The report he noted was Toronto Public Health data that showed the city hit a record-high 512 overdose-related deaths in 2020.
Ontario has overtaken British Columbia as the province with the most overdose deaths per year. The number of people dying has been increasing for many years, and skyrocketed during the COVID-19 pandemic.
A report from the Ontario Drug Policy Research Network (ODPRN) found a 60 per cent increase in the number of opioid-related deaths in 2020 — 2,426 — from the year before, and a 79 per cent increase in monthly deaths in 2020 alone.
“It doesn’t get anywhere near enough attention,” Tory said, adding that he personally knows two families that have lost someone to an overdose.
He said it’s “just not acceptable” to be losing this many people to a public health crisis.
“Make no mistake, it is a health and a health-care issue,” he continued. “There is no moral issue here. This is not a moral issue. It is about people who have a health problem with dependency and who need the same support that we would give to anyone else with a health problem.”
Tory questioned what the public debate would look like if people with heart conditions were told there were no treatment programs available, as those with addictions often are.
While he called out the province for its lack of action, he praised the federal government for helping fund the city’s safer supply clinics and Toronto Public Health for its harm reduction work
“Much of this should properly be done by our health-care system, and I look forward to the province showing increased initiative in this regard,” he said.
Tory’s strong words are a reminder that calls for stronger action are not just coming from front-line harm reduction advocates anymore. As deaths continue to spiral, the crisis is increasingly seen as an issue not confined to certain populations living on the streets. Mainstream politicians, police chiefs and industry stakeholders are begging for creative solutions to a crisis that shows no signs of slowing down.
The ODPRN report found that 30 per cent of deaths among employed people came from the construction industry — a physically taxing job where workers are often prescribed opioid painkillers.
“When people lose their prescription that was at a safe and known dose, but they don’t lose their tolerance, and they don’t lose their dependence, they’ll often turn to the street market,” said Dr. Andrea Sereda, a physician with the London InterCommunity Health Centre, in a video produced by the Ontario Construction Consortium (OCC).

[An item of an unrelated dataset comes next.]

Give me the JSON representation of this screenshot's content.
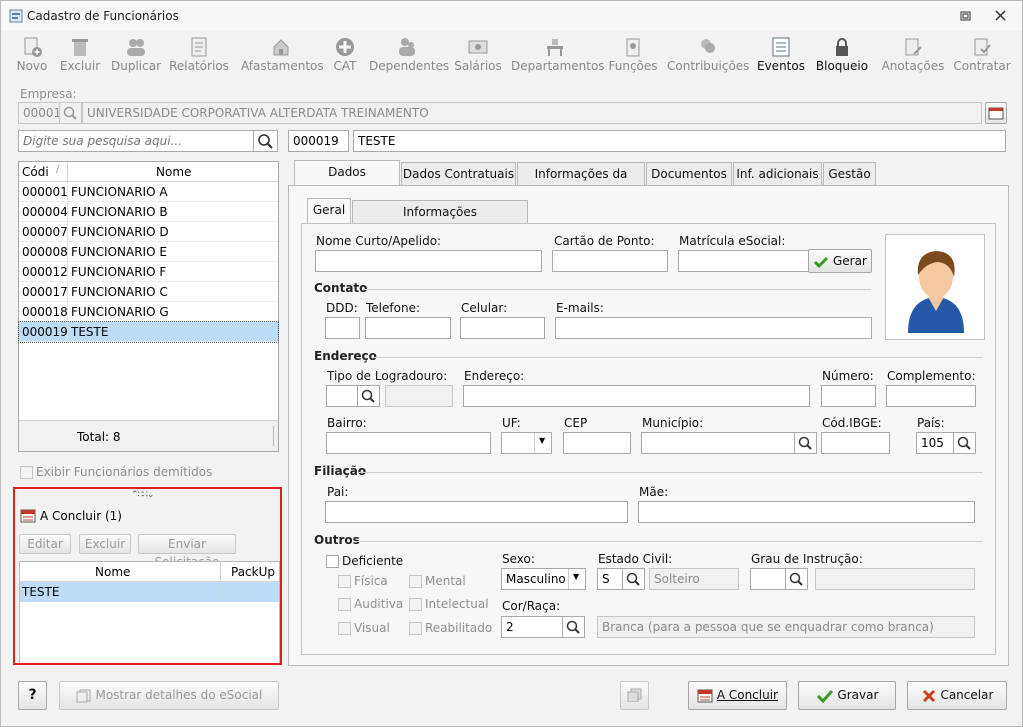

The video is part of a public awareness campaign produced by the OCC called The Other Pandemic.
“This situation is alarming,” OCC Phil Gillies said in a release. “Construction workers are dying from drug overdoses, a crisis largely driven by the widespread street distribution of the highly-addictive opioid fentanyl.”
“The fentanyl on the street is what is killing people. Perhaps governments should be looking at changing policies with regard to a safe drug supply,” Gillies said in the video, over images of Queen’s Park and Parliament Hill.
The Ministry of Health said it was looking into a safer supply program in February, but there has been no update yet.
Health Minister Christine Elliott’s office did not respond to a request for comment.
B.C.’s safer supply program allows people who use drugs to access heroin prescribed through clinics, as opposed to street drugs, which often contain toxic additives like fentanyl in unknown quantities.
The OCC campaign urges construction workers to protect themselves from overdoses by never using alone, calls on unions and contractors to increase training and education, and asks governments to increase addiction treatment and counselling services.
The group said its campaign will include an advertorial in the National Post and Toronto Sun, as well as several videos and a radio commercial.
The NDP is also calling for action.
The deaths noted in the ODPRN report “could have been prevented if harm reduction services and addiction treatment beds were available and easily accessible in our province. Sadly, these critical services are few and far between due to this government’s continued inaction,” mental health and addictions critic Monique Taylor said after the report came out this month.
“Ford must stop ignoring this public health crisis and act immediately to prevent deaths. At the very minimum, he must reconvene the Opioid Emergency Task Force. Ignoring this crisis won’t make it go away, and will only lead to more pain and suffering for Ontario families.”